The top gainers were: UBL, MLCF, NCL and ASTL, while laggards included: NBP, PSMC, FFBL and GWLC. With General Elections 2018 scheduled for 25thJuly, 2018, political euphoria is likely to dominate the weak market movement.
Average daily trading may shrink with investors staying on sidelines till election results. Post-election, market remains unclear with no party likely to attain absolute majority. There are also forecast that political parties may get majority in provincial assemblies but to form government at the national level a lot of negotiations will be required paying way for the ‘power brokers’ to attain upper hand.
Current account deficit for FY18 reached record levels of US$18.0billion breaching its previous high of US$13.9billion in FY08, though in relative terms it remains significantly lower at 5.7% of GDP as compared to 8.2% in FY08. Reflecting growth of 42.6%YoY from US$12.6billion in FY17, the higher deficit is primarily a function of growing trade imbalance, up by 16.5%YoY, while tepid remittance inflows, marginally up 1.4%YoYremained key negative. Going forward, external account weakness is likely to persist in FY19 where deficit is estimated to remain high, around 5.5% of GDP.
Despite expectation of hefty growth in exports, above 10%YoY in FY19, imbalance is being driven by higher oil import bill expected to grow by 20.0%YoY in the ongoing financial year and staggered machinery imports. Additionally, lack of support from remittances will be an added burden on current account stability. This along with sizable debt repayments, estimated at US$7.5billion, is likely to push gross external financing at US$21.8billion in FY19. Keeping in view the precarious economic situation, the next government will have no option to approach lender of last resort, International Monetary Fund (IMF).-
Interest rate hike in the confluence with an unexpected currency adjustment took toll on the market with the KSE-100 index losing 1.5% in market capitalization. Economic concerns pertaining to the escalating external imbalance and consequent plunge in foreign exchange, reserves, widened fiscal deficit breach and caused buildup of inflationary pressures that forces the country to approach IMF later than sooner. The recent round of devaluation marks the fourth currency adjustment in the last eight months where analysts expect further volatility until IMF bailout is guaranteed.

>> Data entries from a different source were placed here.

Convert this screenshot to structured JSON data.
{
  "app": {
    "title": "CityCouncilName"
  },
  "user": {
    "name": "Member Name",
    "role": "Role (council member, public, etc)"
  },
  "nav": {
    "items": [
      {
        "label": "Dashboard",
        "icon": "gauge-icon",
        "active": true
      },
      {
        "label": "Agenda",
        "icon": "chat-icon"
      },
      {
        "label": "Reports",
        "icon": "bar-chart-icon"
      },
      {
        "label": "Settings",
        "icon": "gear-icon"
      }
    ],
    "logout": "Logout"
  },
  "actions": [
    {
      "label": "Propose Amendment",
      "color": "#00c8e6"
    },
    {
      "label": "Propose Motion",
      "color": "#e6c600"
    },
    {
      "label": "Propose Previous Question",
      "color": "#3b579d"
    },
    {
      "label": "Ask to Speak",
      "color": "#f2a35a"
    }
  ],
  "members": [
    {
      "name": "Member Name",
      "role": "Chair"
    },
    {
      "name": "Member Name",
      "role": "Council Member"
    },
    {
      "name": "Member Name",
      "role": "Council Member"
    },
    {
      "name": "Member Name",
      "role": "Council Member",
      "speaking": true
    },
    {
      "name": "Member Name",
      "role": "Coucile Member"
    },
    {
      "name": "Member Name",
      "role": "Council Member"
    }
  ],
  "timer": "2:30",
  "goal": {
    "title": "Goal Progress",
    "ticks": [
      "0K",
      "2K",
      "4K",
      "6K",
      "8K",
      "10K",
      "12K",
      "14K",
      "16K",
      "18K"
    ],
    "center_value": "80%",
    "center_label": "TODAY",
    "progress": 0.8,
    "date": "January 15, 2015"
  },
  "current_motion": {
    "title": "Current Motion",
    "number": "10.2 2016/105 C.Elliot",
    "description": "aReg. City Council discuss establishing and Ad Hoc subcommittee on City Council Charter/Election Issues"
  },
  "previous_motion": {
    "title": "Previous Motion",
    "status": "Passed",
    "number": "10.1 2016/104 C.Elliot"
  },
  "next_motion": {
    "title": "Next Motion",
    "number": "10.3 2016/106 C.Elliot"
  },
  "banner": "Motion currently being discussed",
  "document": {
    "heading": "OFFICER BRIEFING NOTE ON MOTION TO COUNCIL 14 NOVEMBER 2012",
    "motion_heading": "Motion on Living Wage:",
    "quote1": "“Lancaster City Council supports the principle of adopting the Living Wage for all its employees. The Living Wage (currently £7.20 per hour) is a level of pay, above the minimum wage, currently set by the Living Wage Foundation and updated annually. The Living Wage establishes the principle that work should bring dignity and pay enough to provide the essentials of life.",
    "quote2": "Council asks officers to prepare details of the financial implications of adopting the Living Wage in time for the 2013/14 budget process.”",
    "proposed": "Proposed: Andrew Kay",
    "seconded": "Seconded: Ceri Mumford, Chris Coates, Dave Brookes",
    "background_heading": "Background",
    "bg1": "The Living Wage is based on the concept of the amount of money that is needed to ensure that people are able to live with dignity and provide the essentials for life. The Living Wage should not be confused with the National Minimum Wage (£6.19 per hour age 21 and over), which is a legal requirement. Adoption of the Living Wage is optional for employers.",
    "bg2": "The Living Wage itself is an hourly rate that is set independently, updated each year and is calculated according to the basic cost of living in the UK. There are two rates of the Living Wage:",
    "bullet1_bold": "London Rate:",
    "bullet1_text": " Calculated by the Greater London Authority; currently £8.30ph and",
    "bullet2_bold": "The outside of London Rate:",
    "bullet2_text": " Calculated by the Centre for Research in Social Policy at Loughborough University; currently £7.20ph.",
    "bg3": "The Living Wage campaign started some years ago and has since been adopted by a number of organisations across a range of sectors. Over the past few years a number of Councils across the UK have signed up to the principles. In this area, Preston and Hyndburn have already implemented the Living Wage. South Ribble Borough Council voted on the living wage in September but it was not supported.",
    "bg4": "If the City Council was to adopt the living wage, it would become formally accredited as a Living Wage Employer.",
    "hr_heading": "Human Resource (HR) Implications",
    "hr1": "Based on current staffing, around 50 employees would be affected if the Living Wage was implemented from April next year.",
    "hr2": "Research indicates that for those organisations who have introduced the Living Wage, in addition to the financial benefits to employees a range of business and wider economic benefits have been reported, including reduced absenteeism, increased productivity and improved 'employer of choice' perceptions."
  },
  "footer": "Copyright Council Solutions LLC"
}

In this backdrop, analysts expect currency devaluation to emerge as a key investment theme benefitting exporting (Textiles and IT) and dollar hedged (IPPs, E&Ps) sectors. As an extended advantage, Commercial Banks should also stand to benefit from consequent increase in interest rates while Cements, Fertilizer, Pharmaceuticals and Autos are expected to suffer on higher input costs.